Rating:
(3.5/5)

Thursday, February 08, 2018

Finding Gobi by Dion Leonard

Non-Fiction

This is a cute story about a dog and human adopting each other during difficult times. Leonard is an ultra-marathon runner, where he runs 250km in 7 days, in the middle of the desert. This time he's in the northwest corner of China and the Gobi desert is in his path. Leonard is taking this race seriously and thinks he can place well. Then at the end of stage one, he spots a little dog wandering around camp trying to get scraps of food. Leonard thinks no way am I giving my precious food to that dog and sets off on the second stage. The dog follows. Surely the dog must belong to someone? As the dog continues to follow Leonard along, he decides to name her Gobi. Gobi ends up completing a few stages of the ultra-marathon and captures Leonard's heart.

This is such a lovely, feel-good story. It focuses not only on how these two met and created such a strong bond, but also the long journey in trying to get her home. There was a lot of red tape, and paranoia, because this story was making national news and much money was given to help with the cause. Leonard starts to worry about kidnapping. Plus he's in China and the government there is always concerned about how their own image is playing off in national news. There were a lot of things for Leonard to be concerned about. He's super lucky he has such an understanding wife, as he spent months in China after the race trying to get Gobi back.

It's a quick paced book, Leonard doesn't focus too much on a single thing. I recommend it!

First Line: "I stepped through the airport doors and out into China"

Rating:
(4/5)

Sunday, February 04, 2018

The Fiery Cross by Diana Gabaldon

Historical Fiction

Book 5 in the series has Claire and Jamie making a life as grandparents in North America. Roger and Brianna are trying to get married, as is Jaime's aunt. They also know the war is coming and are wondering what to do about it or whether it's possible to avoid. Stephen Bonnet is still around, somewhere, and Jaime is trying to track him down and bring him to justice.

This is the first Outlander book I've read since the tv show started, which I've been watching. The tv show for some reason has turned me against Brianna. I didn't mind her while I was reading the books but now find her annoying due to the tv show and this book couldn't turn me back to a Brianna fan. The chemistry between Jaime and Claire is still as great as ever. The start of the book was pretty slow with 100 pages only being a few hours in time. However the pace eventually picks up and there are some pretty shocking events in the latter part of the book.

First Line: "I woke to the patter of rain on canvas, with the feel of my first husband's kiss on my lips."

Rating:
(4/5)

Saturday, January 27, 2018

Jackdaws by Ken Follett

Thriller

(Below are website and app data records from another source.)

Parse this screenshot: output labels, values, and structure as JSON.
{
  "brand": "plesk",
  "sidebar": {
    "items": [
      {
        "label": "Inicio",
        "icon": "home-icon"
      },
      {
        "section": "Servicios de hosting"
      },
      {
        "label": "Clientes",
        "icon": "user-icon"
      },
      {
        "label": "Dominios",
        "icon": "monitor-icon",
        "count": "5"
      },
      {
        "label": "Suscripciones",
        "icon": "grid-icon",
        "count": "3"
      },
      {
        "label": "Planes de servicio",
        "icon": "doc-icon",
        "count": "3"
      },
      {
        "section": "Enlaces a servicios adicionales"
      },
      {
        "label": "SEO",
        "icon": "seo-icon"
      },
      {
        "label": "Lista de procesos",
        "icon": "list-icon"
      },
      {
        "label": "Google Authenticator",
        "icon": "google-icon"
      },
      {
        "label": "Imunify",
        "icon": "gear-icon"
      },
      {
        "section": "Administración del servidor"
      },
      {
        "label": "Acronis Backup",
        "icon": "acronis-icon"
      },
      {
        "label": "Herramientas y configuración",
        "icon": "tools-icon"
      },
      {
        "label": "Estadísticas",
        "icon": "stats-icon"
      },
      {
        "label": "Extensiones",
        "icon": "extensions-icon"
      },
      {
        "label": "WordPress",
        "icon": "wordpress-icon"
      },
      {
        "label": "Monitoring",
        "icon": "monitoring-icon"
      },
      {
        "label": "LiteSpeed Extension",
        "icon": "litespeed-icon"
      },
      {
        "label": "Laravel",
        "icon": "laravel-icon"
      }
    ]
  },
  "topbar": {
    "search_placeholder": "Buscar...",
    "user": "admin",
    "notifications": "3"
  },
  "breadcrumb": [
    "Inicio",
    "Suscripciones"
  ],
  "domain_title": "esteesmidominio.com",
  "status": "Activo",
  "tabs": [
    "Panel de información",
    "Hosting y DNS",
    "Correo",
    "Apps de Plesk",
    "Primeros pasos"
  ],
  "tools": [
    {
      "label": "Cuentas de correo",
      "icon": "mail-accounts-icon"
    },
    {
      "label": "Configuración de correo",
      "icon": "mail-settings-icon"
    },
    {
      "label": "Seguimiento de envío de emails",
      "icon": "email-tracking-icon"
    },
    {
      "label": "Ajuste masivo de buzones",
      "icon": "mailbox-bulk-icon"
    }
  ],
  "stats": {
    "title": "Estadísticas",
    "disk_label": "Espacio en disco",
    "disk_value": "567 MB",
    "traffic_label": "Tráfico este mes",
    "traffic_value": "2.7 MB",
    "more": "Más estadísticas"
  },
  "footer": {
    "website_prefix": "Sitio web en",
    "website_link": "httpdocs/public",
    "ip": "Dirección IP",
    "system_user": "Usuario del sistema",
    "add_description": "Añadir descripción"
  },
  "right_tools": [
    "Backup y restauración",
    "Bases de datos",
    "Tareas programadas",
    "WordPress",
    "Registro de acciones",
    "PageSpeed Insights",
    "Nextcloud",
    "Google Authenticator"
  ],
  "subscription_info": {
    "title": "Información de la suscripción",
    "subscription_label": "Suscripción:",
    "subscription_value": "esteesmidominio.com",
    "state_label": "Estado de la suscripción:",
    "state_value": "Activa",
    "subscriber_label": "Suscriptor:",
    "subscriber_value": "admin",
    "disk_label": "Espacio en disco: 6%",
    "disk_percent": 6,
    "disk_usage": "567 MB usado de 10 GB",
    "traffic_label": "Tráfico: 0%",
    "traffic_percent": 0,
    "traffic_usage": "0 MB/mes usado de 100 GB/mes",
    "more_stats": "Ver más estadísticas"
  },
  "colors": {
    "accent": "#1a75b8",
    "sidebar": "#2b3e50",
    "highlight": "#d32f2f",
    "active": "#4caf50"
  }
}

It's World War II and the Allies are helping the French resistance take out important Nazi targets in France. Felicity, also known as Flick, is a British operative in France, orchestrating the sabotage of a phone exchange. Unfortunately the mission goes horribly wrong. They lose a few agents, Flick's husband is shot, and they have to retreat. They are also now on the radar of Nazi officer Dieter, who will stop at nothing to find Flick.

Retreating back to England, Flick decides to take another shot at the phone exchange but this time with an all-female team called the Jackdaws. The team is not trained military but a group of misfits, outcasts, and criminals. Flick has no idea how successful they will be but she has no choice.

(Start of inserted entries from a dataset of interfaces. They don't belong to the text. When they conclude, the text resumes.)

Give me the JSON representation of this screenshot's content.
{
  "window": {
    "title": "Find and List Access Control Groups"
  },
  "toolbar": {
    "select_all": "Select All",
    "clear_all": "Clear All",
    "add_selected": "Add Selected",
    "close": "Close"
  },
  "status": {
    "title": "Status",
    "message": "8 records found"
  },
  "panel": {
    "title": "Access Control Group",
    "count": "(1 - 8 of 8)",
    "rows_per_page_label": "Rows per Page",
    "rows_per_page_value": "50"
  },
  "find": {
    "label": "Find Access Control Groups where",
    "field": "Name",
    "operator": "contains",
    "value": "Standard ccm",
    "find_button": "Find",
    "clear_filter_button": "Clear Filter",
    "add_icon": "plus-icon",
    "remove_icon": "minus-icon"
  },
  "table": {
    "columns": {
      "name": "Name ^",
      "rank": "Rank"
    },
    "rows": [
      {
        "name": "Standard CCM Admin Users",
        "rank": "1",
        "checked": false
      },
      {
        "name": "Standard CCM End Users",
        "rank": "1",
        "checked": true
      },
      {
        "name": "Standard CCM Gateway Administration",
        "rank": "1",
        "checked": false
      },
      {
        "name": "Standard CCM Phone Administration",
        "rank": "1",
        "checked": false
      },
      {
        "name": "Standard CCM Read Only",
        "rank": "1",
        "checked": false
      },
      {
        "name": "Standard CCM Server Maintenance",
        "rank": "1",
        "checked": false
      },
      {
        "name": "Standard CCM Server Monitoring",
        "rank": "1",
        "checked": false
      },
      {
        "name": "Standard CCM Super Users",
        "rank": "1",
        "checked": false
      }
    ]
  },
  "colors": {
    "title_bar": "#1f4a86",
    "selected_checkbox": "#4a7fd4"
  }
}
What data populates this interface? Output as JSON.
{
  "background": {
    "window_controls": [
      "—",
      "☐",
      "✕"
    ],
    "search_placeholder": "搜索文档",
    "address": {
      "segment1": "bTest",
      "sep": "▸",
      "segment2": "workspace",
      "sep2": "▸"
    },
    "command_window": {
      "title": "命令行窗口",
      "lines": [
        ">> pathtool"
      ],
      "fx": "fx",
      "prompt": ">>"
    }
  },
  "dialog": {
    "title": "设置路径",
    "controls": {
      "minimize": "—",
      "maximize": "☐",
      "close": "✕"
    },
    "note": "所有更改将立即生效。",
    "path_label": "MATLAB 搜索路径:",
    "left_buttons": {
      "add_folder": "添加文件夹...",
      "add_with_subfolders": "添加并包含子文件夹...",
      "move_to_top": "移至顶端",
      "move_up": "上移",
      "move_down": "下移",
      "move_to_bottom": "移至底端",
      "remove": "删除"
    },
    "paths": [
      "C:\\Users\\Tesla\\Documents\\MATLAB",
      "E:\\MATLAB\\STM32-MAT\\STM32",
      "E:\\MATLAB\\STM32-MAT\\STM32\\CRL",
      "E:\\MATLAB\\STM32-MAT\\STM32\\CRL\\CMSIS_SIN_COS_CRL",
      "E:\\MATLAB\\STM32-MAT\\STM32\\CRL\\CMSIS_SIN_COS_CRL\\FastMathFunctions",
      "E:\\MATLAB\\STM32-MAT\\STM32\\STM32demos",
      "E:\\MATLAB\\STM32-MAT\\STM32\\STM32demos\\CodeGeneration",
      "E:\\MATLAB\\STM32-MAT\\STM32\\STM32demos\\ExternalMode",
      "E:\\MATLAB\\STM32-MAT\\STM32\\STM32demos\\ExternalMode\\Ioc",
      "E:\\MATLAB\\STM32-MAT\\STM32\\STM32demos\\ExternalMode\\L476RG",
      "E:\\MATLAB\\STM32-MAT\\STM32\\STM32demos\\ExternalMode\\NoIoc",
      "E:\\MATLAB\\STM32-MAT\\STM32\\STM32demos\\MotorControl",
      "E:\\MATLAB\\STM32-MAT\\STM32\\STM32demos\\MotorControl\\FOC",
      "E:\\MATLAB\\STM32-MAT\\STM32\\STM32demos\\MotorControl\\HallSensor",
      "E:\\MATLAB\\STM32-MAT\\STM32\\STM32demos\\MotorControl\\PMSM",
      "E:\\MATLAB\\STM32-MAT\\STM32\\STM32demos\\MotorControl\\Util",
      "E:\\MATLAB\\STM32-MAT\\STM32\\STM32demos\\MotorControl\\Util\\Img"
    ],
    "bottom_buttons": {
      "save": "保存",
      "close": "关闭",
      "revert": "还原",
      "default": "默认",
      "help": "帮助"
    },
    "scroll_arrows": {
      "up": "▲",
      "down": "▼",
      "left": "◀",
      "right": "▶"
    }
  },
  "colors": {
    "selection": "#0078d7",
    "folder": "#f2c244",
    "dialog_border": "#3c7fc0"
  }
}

Some of the best WWII fiction novels I've read in the past few years have been with a female as the lead. Specifically, I'm thinking of The Nightingale. Though this is more of a thriller than that book, the women of the story drive the plot forward with their strength. Flick was a great character. She had the right amounts of almost everything. She's smart, could get frustrated but wouldn't let those annoyances overshadow everything, wanted love and romance but not to the point of sickness, and incredibly resourceful. The person she's fighting against the whole novel is similar, but on the wrong side of the war.

I don't think I've ever gone wrong with a Ken Follett book and this was no different. A great story, what a page turner!

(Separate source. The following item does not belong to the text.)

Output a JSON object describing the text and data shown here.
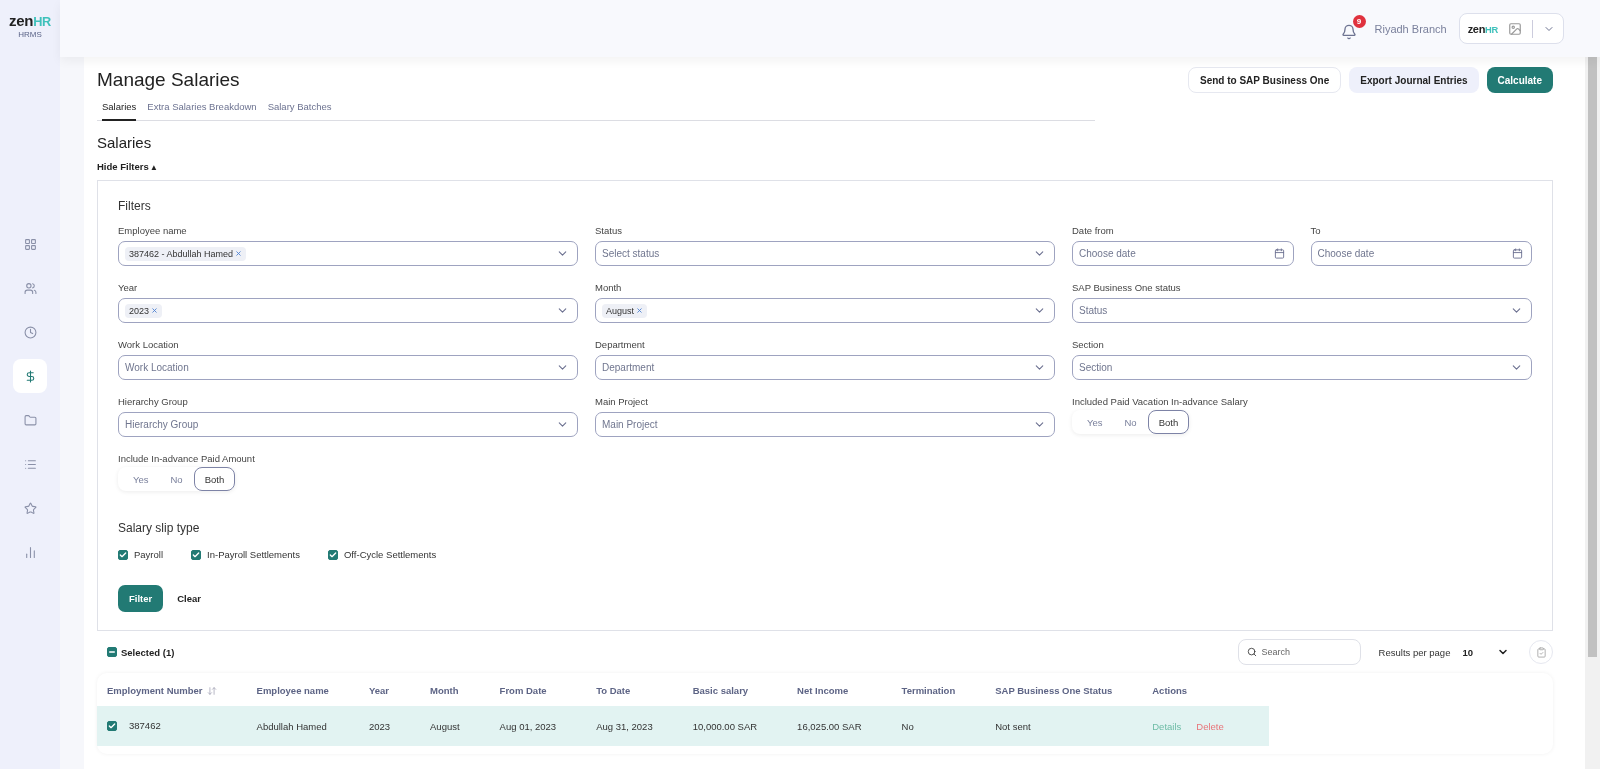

First Line: "One minute before the explosion, the square at Sainte-Cecile was at peace."

Rating:
(4/5)